Torrance's Del Amo Fashion Center, the largest, single enclosed shopping mall in the nation, presents a glossy image of serene shopping as its 342 shops, department stores and restaurants ring up more than $400 million in retail trade each year.
But a seamier side lies beneath the carefully cultivated appearance of the mall.
Its vast parking lots, arcades, shopping galleries, walkways and restaurants are drawing auto thieves, purse-snatchers and youthful "mall rats" with a penchant for getting into trouble, say mall officials and Torrance police.
It is the kind of trouble that mall officials fear--the kind that ruins the upscale ambiance of their retail center and could drive away customers.
The police say that the mall accounts for almost 20% of the major crimes reported in the city. Although crime there consists almost entirely of nonviolent offenses such as shoplifting, the potential for violence, especially related to youth gangs, is troubling.
"It has gotten pretty heavy," said Misi Misa, 22, a Torrance resident and mall store employee who once was a mall rat and former member of the South Bay's Samoan Army gang.
"I used to come here a lot. About a month ago, I almost got jumped by some Crip gang from San Pedro, the Second Street Mob," Misa said.
To prevent the situation from getting worse, the City Council on Tuesday approved a storefront police substation at the mall, adding a fourth officer to the shopping center detail during the holiday shopping crush. In addition, the Police Department will step up coverage by police reserve officers and make efforts to improve admittedly poor coordination among police and three private security forces operating at the mall.
The Torrance Co., which owns the mall, has agreed to pay $150,000, or 68%, of the salaries of the three officers who will work out of the storefront station. In addition, the mall company is providing the space without rent and stocking it with office equipment worth $15,560. The city receives 1% of the malls sales through sales tax, roughly $4 million this year.

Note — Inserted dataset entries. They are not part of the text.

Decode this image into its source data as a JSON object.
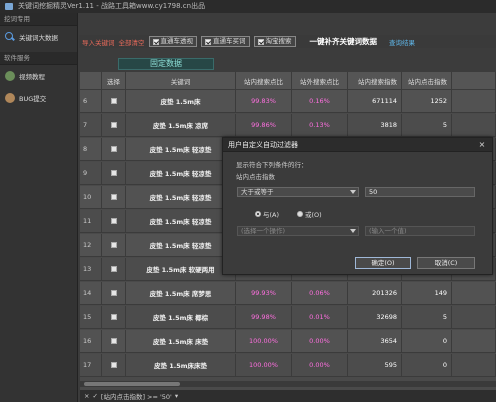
{
  "window": {
    "title": "关键词挖掘精灵Ver1.11 - 战路工具箱www.cy1798.cn出品"
  },
  "sidebar": {
    "section1": "挖词专用",
    "item1": "关键词大数据",
    "section2": "软件服务",
    "item2": "视频教程",
    "item3": "BUG提交"
  },
  "toolbar": {
    "import": "导入关键词",
    "clear": "全部清空",
    "opt1": "直通车透视",
    "opt2": "直通车买词",
    "opt3": "淘宝搜索",
    "complete": "一键补齐关键词数据",
    "query": "查询结果"
  },
  "banner": "固定数据",
  "table": {
    "headers": [
      "",
      "选择",
      "关键词",
      "站内搜索点比",
      "站外搜索点比",
      "站内搜索指数",
      "站内点击指数",
      ""
    ],
    "rows": [
      {
        "n": "6",
        "kw": "皮垫 1.5m床",
        "a": "99.83%",
        "b": "0.16%",
        "c": "671114",
        "d": "1252",
        "e": ""
      },
      {
        "n": "7",
        "kw": "皮垫 1.5m床 凉席",
        "a": "99.86%",
        "b": "0.13%",
        "c": "3818",
        "d": "5",
        "e": ""
      },
      {
        "n": "8",
        "kw": "皮垫 1.5m床 轻凉垫",
        "a": "",
        "b": "",
        "c": "",
        "d": "",
        "e": ""
      },
      {
        "n": "9",
        "kw": "皮垫 1.5m床 轻凉垫",
        "a": "",
        "b": "",
        "c": "",
        "d": "",
        "e": ""
      },
      {
        "n": "10",
        "kw": "皮垫 1.5m床 轻凉垫",
        "a": "",
        "b": "",
        "c": "",
        "d": "",
        "e": ""
      },
      {
        "n": "11",
        "kw": "皮垫 1.5m床 轻凉垫",
        "a": "",
        "b": "",
        "c": "",
        "d": "",
        "e": ""
      },
      {
        "n": "12",
        "kw": "皮垫 1.5m床 轻凉垫",
        "a": "",
        "b": "",
        "c": "",
        "d": "",
        "e": ""
      },
      {
        "n": "13",
        "kw": "皮垫 1.5m床 软硬两用",
        "a": "",
        "b": "",
        "c": "",
        "d": "",
        "e": ""
      },
      {
        "n": "14",
        "kw": "皮垫 1.5m床 席梦思",
        "a": "99.93%",
        "b": "0.06%",
        "c": "201326",
        "d": "149",
        "e": ""
      },
      {
        "n": "15",
        "kw": "皮垫 1.5m床 椰棕",
        "a": "99.98%",
        "b": "0.01%",
        "c": "32698",
        "d": "5",
        "e": ""
      },
      {
        "n": "16",
        "kw": "皮垫 1.5m床 床垫",
        "a": "100.00%",
        "b": "0.00%",
        "c": "3654",
        "d": "0",
        "e": ""
      },
      {
        "n": "17",
        "kw": "皮垫 1.5m床床垫",
        "a": "100.00%",
        "b": "0.00%",
        "c": "595",
        "d": "0",
        "e": ""
      }
    ]
  },
  "status": {
    "close": "×",
    "check": "✓",
    "filter": "[站内点击指数] >= '50'",
    "dropdown": "▾"
  },
  "dialog": {
    "title": "用户自定义自动过滤器",
    "close": "×",
    "prompt": "显示符合下列条件的行：",
    "field": "站内点击指数",
    "op1": "大于或等于",
    "val1": "50",
    "and": "与(A)",
    "or": "或(O)",
    "op2": "(选择一个操作)",
    "val2": "(输入一个值)",
    "ok": "确定(O)",
    "cancel": "取消(C)"
  }
}
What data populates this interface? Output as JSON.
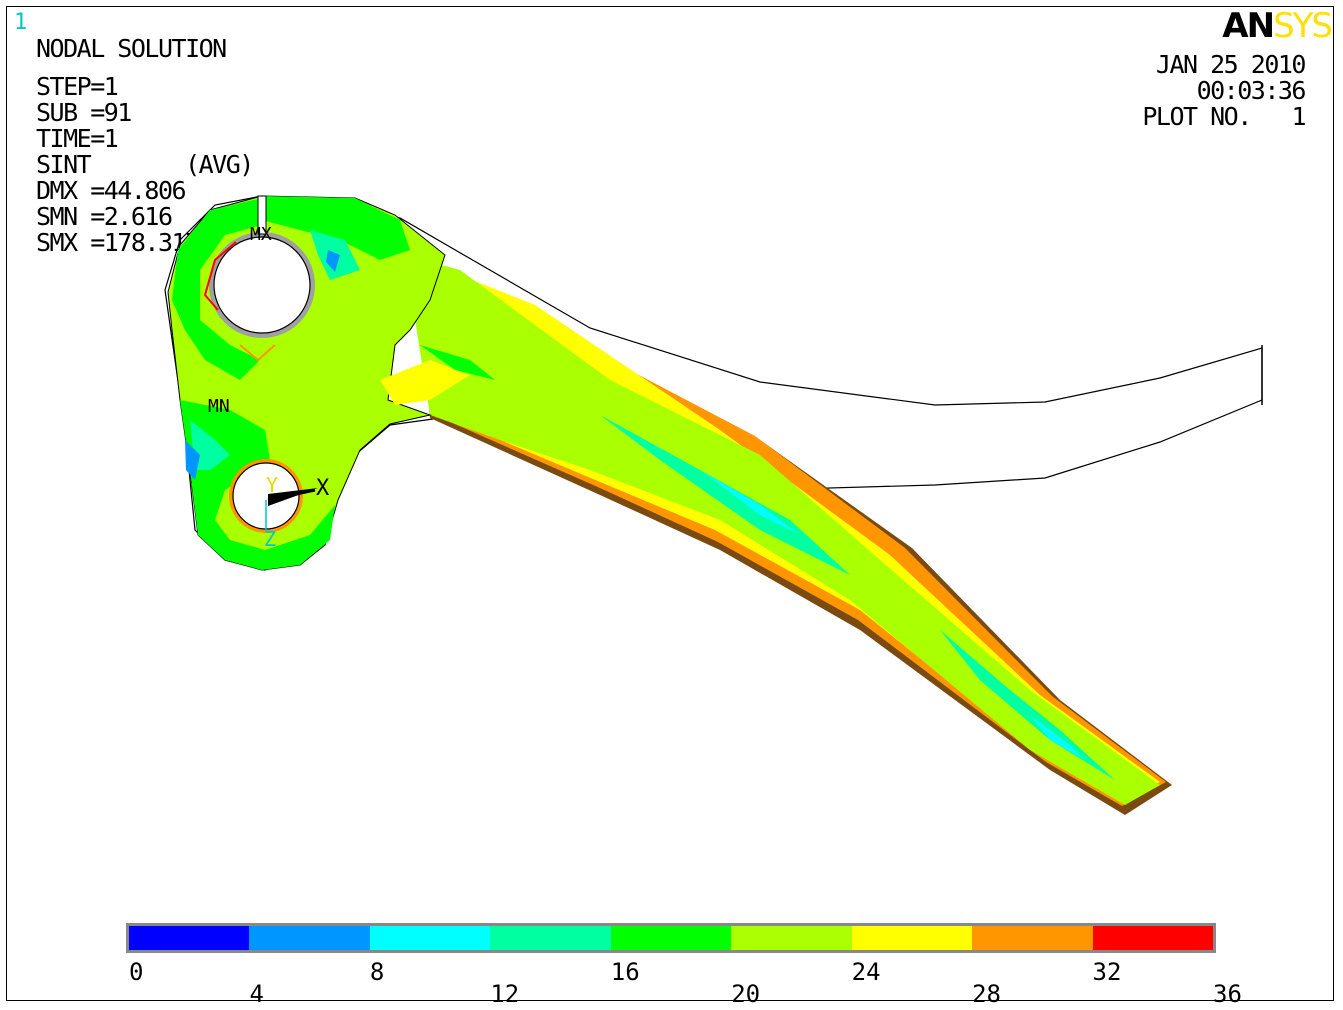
{
  "window_number": "1",
  "logo": {
    "part1": "AN",
    "part2": "SYS"
  },
  "info": {
    "title": "NODAL SOLUTION",
    "step": "STEP=1",
    "sub": "SUB =91",
    "time": "TIME=1",
    "result": "SINT       (AVG)",
    "dmx": "DMX =44.806",
    "smn": "SMN =2.616",
    "smx": "SMX =178.317"
  },
  "datestamp": {
    "date": "JAN 25 2010",
    "time": "00:03:36",
    "plot": "PLOT NO.   1"
  },
  "markers": {
    "mx": "MX",
    "mn": "MN"
  },
  "triad": {
    "y": "Y",
    "x": "X",
    "z": "Z"
  },
  "legend": {
    "colors": [
      "#0000ff",
      "#0096ff",
      "#00ffff",
      "#00ffa0",
      "#00ff00",
      "#aaff00",
      "#ffff00",
      "#ff9600",
      "#ff0000"
    ],
    "labels_top": [
      "0",
      "8",
      "16",
      "24",
      "32"
    ],
    "labels_bottom": [
      "4",
      "12",
      "20",
      "28",
      "36"
    ]
  },
  "palette": {
    "outline": "#000000",
    "gray": "#a0a0a0",
    "brown": "#8b4513"
  }
}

Torrance Co. President James Jones said Wednesday he is enthusiastic about the police presence in the storefront, adding that police "have been super" in recent weeks in responding to mall concerns about security.
A clause in a five-year agreement between the city and the Torrance Co. stipulates that the officers subsidized by the mall work solely for the Police Department and that mall officials have no say in their duties.
The move to put the existing three-officer shopping center detail in a storefront comes more than a year after Jones wrote city officials about a wave of auto thefts from the mall parking lots.
"We need the presence of the city's Police Department at Del Amo to help us preserve our image and the revenue directed to the city," Jones wrote city officials in August, 1986.
Thirty-four cars had been stolen from the mall that August--more than one a day. During the first six months of this year, 141 cars were stolen. The pace has improved since police launched a crackdown this summer.
'Provide a Safe Place'
Auto theft is the most serious crime problem at the mall. Only theft--generally shoplifting--is more common, and that is not the type of crime that chases away customers.
Police officials surveyed police presence at the Glendale Galleria, the Hawthorne Mall, the South Coast Plaza in Orange County and found that all had some sort of storefront operation and a higher concentration of police officers.
"All three of these cities' shopping areas combined are smaller than just the Del Amo Fashion Center alone and yet they have a combined staff of 10 officers, three sergeants and a services officer," Police Chief Donald Nash wrote in a recent report to the city manager.
Nash said the Del Amo mall and Torrance's other shopping areas "have expanded their operations while the level of police service has expanded only minimally. In an effort to provide a safe place for citizens to shop, the Police Department must adjust its level of service to the shopping areas by adding additional personnel and equipment."
Torrance began a two-member shopping center detail in 1984 to cover Del Amo, the Old Towne Plaza, the Rolling Hills Shopping Center and the downtown business district. On June 30, the department added a third officer.
A storefront operation, Nash said, will permit quicker reaction, establish a higher profile for the police at the mall, assist store and mall security guards making arrests and provide a place for community outreach on crime prevention and police recruiting. Some parts of the storefront operation may be handled by Police Explorer Scouts, Neighborhood Watch members and senior citizen volunteers.
Hone said that the facility will have two holding areas for people who are arrested and that misdemeanor arrests at the mall--many for shoplifting--will be handled entirely at the storefront substation.